Members of non-Christian faiths offered the president a similar rating to mainline Protestants (61 percent positive-38 percent negative).
Obama found his highest support among religious skeptics (atheists and agnostics) at 65 percent positive and 34 percent negative.
None of the five potential Republican candidates received favorable ratings from members of non-Christian faiths and religious skeptics.
When asked to identify their favorite potential Republican candidate from a list of 11 names, survey respondents selected Romney and Palin at 13 percent each. Huckabee stood at 12 percent, while Gingrich received 6 percent. A number of candidates each received 1 percent. "None of the above" won 38 percent of the vote.
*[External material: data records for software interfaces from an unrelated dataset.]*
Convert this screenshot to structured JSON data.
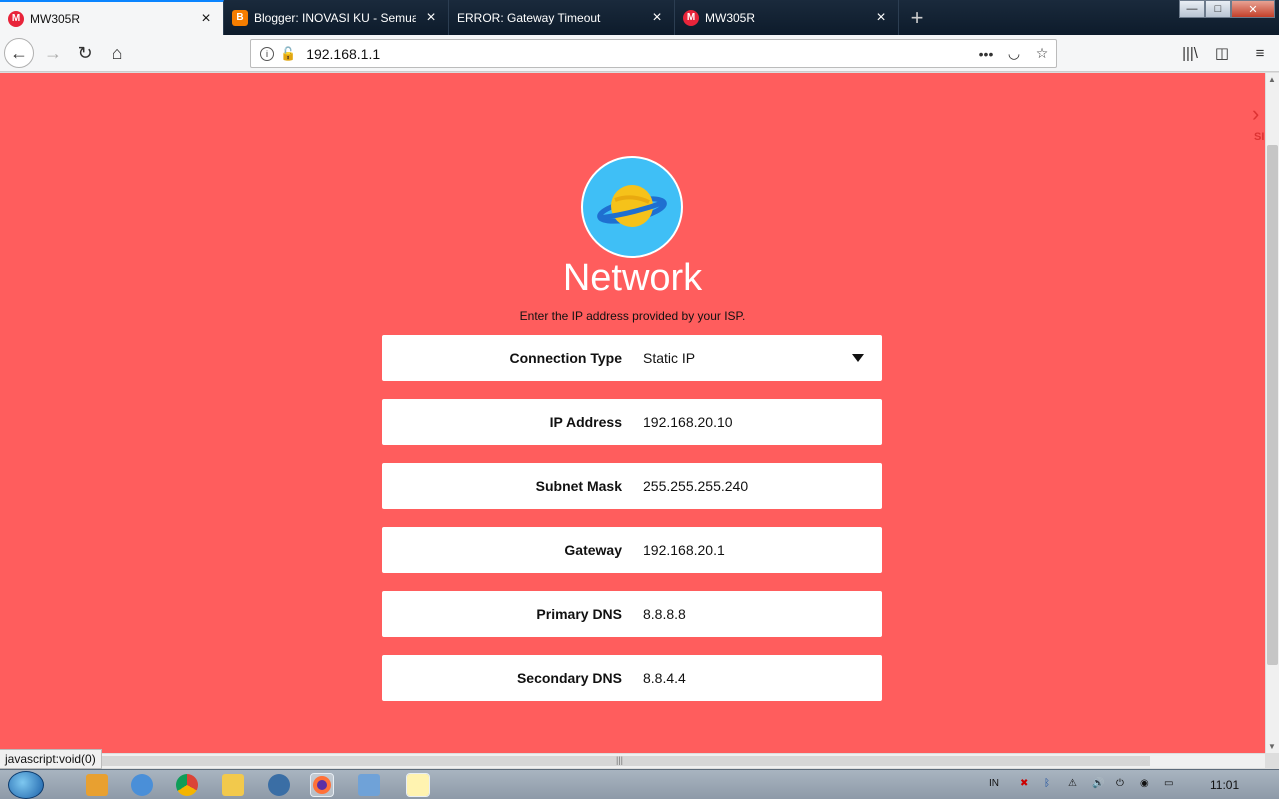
{
  "tabs": [
    {
      "label": "MW305R",
      "favicon": "m",
      "favicon_text": "M"
    },
    {
      "label": "Blogger: INOVASI KU - Semua p",
      "favicon": "b",
      "favicon_text": "B"
    },
    {
      "label": "ERROR: Gateway Timeout",
      "favicon": "none",
      "favicon_text": ""
    },
    {
      "label": "MW305R",
      "favicon": "m",
      "favicon_text": "M"
    }
  ],
  "window": {
    "minimize": "—",
    "maximize": "□",
    "close": "✕"
  },
  "address_bar": {
    "url": "192.168.1.1"
  },
  "page": {
    "title": "Network",
    "subtitle": "Enter the IP address provided by your ISP.",
    "side_label": "SI",
    "fields": [
      {
        "label": "Connection Type",
        "value": "Static IP"
      },
      {
        "label": "IP Address",
        "value": "192.168.20.10"
      },
      {
        "label": "Subnet Mask",
        "value": "255.255.255.240"
      },
      {
        "label": "Gateway",
        "value": "192.168.20.1"
      },
      {
        "label": "Primary DNS",
        "value": "8.8.8.8"
      },
      {
        "label": "Secondary DNS",
        "value": "8.8.4.4"
      }
    ]
  },
  "status_bar": {
    "text": "javascript:void(0)"
  },
  "taskbar": {
    "language": "IN",
    "clock": "11:01"
  },
  "colors": {
    "page_background": "#ff5d5d",
    "logo_circle": "#3fbff6",
    "planet": "#f6c21a",
    "ring": "#1f6fd0"
  }
}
"If the election for the presidency were held today, Mr. Obama stands a better-than-even chance of being re-elected. Of course, his chances depend on the identity of his opponent – and the survey showed that Mrs. Palin would be the easiest opponent for him to defeat, while Mr. Huckabee would be the toughest adversary," read the report.
Titled "Christian Preferences for 2010 Republican Nomination," the report said: "The most striking feature of those contests, however, is how many people are not firmly in support of either candidate. In other words, it's still an open race 20 months before Election Day in November 2012. But people are watching the prospective candidates and forming their opinions."
Founded in 1984 as a firm to provide research and information to Christian ministries, Barna Group broadened its purview in 2004 without leaving its Christian focus.
Evangelical organizations often cite Barna polls.